▶ [About this task]
Pick out the lines below with "chevron" and list them.
______
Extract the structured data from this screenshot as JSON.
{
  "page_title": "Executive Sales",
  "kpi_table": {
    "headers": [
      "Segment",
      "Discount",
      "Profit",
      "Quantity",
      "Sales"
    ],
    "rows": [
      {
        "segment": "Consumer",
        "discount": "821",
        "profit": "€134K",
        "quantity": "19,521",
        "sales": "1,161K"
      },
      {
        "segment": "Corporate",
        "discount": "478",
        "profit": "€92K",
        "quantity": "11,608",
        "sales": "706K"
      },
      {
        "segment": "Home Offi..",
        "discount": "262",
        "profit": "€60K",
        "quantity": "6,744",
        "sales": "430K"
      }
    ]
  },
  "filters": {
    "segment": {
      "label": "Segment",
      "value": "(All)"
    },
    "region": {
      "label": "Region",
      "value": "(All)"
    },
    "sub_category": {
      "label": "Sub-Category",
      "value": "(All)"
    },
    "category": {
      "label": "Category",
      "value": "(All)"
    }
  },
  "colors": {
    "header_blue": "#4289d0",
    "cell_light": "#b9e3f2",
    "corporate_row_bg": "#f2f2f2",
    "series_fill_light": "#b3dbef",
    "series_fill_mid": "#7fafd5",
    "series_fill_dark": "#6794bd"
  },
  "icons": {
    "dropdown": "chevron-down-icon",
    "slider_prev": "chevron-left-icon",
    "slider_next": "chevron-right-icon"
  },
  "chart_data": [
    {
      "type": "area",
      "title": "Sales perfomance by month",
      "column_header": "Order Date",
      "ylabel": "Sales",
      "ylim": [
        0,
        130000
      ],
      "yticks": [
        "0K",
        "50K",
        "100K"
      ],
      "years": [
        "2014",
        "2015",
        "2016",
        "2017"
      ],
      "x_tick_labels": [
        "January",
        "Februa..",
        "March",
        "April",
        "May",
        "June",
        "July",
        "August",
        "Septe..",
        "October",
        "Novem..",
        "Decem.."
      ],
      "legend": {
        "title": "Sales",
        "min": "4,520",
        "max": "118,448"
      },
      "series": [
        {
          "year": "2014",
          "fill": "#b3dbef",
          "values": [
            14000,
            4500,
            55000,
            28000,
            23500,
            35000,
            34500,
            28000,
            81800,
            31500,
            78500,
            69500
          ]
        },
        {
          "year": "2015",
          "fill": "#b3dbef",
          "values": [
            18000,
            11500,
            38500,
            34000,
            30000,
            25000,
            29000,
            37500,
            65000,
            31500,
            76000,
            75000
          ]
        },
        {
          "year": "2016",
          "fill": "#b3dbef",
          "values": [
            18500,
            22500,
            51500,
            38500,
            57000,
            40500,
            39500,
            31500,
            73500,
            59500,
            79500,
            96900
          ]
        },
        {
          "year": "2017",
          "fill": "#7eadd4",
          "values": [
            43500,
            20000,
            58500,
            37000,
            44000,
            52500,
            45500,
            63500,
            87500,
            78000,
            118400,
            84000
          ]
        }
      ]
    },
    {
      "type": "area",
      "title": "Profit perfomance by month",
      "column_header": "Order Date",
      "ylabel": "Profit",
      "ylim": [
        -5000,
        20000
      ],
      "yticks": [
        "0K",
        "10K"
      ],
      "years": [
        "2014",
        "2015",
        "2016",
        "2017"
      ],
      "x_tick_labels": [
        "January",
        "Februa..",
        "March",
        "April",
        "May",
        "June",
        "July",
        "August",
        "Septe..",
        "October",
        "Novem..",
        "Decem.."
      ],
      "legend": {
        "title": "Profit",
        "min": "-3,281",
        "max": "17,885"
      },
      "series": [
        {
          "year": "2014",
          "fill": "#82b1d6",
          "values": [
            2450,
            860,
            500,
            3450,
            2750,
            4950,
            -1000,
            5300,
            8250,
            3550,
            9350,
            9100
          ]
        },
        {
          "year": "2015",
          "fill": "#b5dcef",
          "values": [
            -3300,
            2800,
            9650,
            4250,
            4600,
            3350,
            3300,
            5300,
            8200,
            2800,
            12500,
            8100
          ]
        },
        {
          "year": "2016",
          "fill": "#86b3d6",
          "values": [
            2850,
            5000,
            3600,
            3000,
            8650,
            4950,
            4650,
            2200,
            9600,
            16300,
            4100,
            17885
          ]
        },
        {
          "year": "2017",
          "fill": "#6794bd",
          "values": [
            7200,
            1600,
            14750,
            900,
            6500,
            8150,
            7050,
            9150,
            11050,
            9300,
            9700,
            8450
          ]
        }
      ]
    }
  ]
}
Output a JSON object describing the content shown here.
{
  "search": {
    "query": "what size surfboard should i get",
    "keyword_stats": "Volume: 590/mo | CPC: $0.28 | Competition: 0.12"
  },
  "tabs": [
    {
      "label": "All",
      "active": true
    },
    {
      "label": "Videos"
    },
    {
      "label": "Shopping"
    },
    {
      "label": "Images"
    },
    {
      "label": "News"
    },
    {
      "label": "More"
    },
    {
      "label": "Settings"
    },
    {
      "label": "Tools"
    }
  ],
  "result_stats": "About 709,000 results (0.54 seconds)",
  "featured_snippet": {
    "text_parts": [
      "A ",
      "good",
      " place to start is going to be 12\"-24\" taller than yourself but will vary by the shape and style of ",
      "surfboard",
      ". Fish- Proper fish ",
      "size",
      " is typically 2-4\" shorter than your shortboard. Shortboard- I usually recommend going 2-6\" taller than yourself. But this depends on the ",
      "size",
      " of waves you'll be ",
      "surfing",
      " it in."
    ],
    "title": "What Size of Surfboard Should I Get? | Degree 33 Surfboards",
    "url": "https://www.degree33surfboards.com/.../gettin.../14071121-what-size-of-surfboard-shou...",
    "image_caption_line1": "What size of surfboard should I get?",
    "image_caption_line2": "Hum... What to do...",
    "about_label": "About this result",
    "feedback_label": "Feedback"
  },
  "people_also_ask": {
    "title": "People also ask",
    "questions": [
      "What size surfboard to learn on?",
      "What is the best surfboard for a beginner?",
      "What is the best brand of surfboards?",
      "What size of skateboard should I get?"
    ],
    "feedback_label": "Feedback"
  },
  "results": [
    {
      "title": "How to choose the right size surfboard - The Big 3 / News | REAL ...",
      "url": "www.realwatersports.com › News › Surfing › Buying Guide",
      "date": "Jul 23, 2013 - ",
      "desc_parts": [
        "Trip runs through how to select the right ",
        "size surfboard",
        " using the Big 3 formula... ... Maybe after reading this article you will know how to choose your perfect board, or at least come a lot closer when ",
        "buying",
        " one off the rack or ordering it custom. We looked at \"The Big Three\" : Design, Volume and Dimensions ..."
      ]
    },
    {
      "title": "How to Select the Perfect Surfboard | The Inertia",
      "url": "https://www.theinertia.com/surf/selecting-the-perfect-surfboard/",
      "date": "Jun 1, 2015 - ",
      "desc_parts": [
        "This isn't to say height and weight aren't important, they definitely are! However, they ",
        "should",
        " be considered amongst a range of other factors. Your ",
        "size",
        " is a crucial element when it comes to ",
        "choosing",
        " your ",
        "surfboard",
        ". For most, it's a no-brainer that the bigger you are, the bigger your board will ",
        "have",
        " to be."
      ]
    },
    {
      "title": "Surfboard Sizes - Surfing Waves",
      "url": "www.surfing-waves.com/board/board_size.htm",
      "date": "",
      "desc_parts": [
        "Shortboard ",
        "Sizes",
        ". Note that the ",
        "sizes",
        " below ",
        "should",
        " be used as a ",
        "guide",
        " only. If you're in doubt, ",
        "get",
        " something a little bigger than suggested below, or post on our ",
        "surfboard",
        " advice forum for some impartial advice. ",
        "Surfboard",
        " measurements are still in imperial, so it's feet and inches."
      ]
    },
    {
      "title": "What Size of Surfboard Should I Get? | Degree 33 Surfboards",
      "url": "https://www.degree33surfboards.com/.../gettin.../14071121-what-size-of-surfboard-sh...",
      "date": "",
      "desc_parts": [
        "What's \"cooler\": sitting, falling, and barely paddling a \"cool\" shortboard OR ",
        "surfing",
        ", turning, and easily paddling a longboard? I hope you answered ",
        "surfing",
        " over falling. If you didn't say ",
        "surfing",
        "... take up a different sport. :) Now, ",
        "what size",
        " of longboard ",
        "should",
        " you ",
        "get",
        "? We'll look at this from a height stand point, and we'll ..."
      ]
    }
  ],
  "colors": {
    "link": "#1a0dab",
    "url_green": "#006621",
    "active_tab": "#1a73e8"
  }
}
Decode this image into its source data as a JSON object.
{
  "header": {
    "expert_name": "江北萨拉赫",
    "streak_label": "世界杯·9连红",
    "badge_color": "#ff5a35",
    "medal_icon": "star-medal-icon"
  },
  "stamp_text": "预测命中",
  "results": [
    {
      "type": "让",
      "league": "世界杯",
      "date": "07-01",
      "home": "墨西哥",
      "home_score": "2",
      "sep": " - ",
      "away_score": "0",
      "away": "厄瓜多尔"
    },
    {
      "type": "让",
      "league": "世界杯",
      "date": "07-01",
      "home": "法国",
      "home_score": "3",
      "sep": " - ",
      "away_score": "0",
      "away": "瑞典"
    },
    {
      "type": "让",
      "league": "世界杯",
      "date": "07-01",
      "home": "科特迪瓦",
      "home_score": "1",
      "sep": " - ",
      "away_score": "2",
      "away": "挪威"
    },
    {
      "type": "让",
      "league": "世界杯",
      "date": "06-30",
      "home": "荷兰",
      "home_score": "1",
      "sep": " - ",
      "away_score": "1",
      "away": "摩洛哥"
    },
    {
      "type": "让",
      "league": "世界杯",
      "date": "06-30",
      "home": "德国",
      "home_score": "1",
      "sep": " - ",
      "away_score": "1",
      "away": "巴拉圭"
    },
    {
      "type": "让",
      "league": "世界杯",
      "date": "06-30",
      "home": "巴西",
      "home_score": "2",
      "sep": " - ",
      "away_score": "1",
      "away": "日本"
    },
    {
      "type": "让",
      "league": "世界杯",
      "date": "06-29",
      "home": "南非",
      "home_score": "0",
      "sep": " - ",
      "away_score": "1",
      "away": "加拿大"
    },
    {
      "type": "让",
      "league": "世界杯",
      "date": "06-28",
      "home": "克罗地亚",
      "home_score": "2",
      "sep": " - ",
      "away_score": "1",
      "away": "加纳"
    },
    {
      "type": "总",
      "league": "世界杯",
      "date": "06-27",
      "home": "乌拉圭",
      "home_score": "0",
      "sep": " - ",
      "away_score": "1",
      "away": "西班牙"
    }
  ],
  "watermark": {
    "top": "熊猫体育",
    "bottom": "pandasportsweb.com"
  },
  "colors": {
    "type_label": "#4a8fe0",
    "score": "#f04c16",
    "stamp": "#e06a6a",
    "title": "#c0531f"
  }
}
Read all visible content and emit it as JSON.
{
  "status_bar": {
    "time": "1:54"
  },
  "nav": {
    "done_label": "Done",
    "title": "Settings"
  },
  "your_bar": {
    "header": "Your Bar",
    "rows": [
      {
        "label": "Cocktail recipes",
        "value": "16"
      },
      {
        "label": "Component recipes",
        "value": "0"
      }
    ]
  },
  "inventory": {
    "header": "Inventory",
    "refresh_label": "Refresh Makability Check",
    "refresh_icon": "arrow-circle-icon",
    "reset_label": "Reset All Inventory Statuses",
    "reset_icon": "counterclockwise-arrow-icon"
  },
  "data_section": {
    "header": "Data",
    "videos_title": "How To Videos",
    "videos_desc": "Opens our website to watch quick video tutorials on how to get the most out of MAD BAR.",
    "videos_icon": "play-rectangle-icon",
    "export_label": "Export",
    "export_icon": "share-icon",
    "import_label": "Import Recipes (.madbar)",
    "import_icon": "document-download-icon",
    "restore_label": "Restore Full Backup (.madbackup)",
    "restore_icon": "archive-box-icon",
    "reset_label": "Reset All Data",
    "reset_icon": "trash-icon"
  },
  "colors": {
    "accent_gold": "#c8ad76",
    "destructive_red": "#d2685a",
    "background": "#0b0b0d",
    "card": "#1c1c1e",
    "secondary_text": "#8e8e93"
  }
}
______
▶ [Completed task]
    "dropdown": "chevron-down-icon",
    "slider_prev": "chevron-left-icon",
    "slider_next": "chevron-right-icon"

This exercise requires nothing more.